Agent Orange sprayed by the United States during the Vietnam War has contaminated the country’s food chain, creating serious environmental and health problems that demand urgent international attention, a Canadian consulting firm reported Friday.
“If such data were collected in most Western jurisdictions, based on similar sampling levels, major environmental cleanup and more extensive studies would be mandated and implemented,” the report by Hatfield Consultants Ltd. said. “As Western-based scientists, we can hardly recommend less be done in Vietnam.”
Hatfield spent five years researching the effects of the deforestation chemicals sprayed on Vietnam from 1962 to 1971. Its study is considered one of the most comprehensive done on Agent Orange.
Using research that ranged from satellite imagery to soil sampling, the firm found high levels of dioxin, an Agent Orange component, in the blood of Vietnamese born after the war, indicating that contaminants are being transferred through the food chain. Dioxin is also found in high levels in fish and animal tissue.
The study made no attempt to determine the number of people affected, and its authors were cautious about the politically charged relationship between Agent Orange and birth deformities, saying epidemiological investigations are needed to establish a direct link.
Like Agent Orange itself, the report is likely to be controversial and will be used by Vietnam to make its case that the country has a serious environmental and health problem that the world has ignored for a generation.
Hanoi has long contended that the 12 million gallons of chemicals the United States dumped on South Vietnam during Operation Ranch Hand caused immense harm. The chemicals destroyed 14% of South Vietnam’s forests, according to official U.S. reports.
Vietnam has never asked for compensation but would like international help reclaiming denuded forest lands and caring for 70,000 people who it says have mental or physical disabilities because of their exposure--or that of their parents--to Agent Orange. Vietnam says half a million people have died or contracted serious illnesses over the years because of the spraying.
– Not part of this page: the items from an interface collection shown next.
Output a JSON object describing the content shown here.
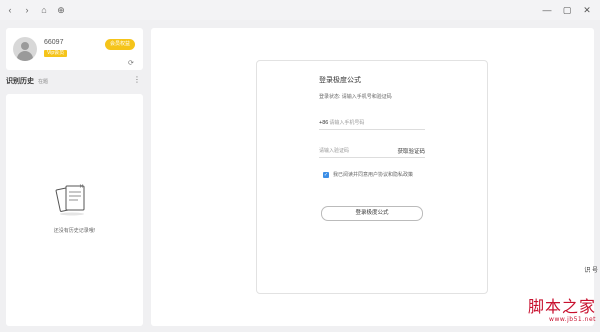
{
  "titlebar": {
    "back": "‹",
    "forward": "›",
    "home": "⌂",
    "refresh": "⊕",
    "minimize": "—",
    "maximize": "▢",
    "close": "✕"
  },
  "user": {
    "id": "66097",
    "vip_badge": "Vip会员",
    "open_member": "会员权益"
  },
  "history": {
    "title": "识别历史",
    "subtitle": "在题",
    "empty_text": "还没有历史记录哦!"
  },
  "login": {
    "title": "登录极度公式",
    "subtitle": "登录状态: 请输入手机号和验证码",
    "phone_prefix": "+86",
    "phone_placeholder": "请输入手机号码",
    "code_placeholder": "请输入验证码",
    "get_code": "获取验证码",
    "agreement": "我已阅读并同意用户协议和隐私政策",
    "button": "登录极度公式"
  },
  "side_mark": "识  号",
  "watermark": {
    "text": "脚本之家",
    "url": "www.jb51.net"
  },
  "colors": {
    "accent_yellow": "#f5c41a",
    "checkbox_blue": "#3b8ee6",
    "watermark_red": "#c8102e"
  }
}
The U.S. has never taken a position on the effects of Agent Orange on the Vietnamese population. And no one in Washington appears eager to take on an issue from a war everyone wants to forget.
When questioned about the effects of the spraying operation, U.S. officials reply that more research is needed to prove any link to health problems.
Undeniably, though, the spraying of chemicals--which were designed to deny Communist troops camouflage, not to kill or maim--changed Vietnam’s landscape.
Vast tracts of land once covered by jungles, particularly in Quang Tri province, stand today as expanses of scrub and wild grasses. Scientists say that, without human intervention, recovering the now-dead forests will take centuries.
Researchers have found Vietnam an ideal laboratory to study the effects of chemicals because it offers a controlled environment: South Vietnam was sprayed, North Vietnam was not.
Hatfield’s study was concentrated in Aluoi Valley, an area near the Laotian border in central Vietnam. The region is populated by hill tribes whose members are subsistence farmers.
“Dioxin contamination related to Agent Orange was found in grass carp growing in fish ponds excavated out of the terrain in the vicinity of the former Aluoi Valley air base,” Hatfield noted. “Levels found would trigger a consumption advisory process . . . possibly prohibitions against consumption if they were from a location in Canada or other Western jurisdictions.”
The Hatfield report recommended setting up a public health plan to ensure that people do not eat contaminated food; comprehensive studies to investigate the link between Agent Orange and health problems; international assistance in a reforestation program; and a campaign to decontaminate affected lands.
The findings are available on the Internet at www.hatfieldgroup.com.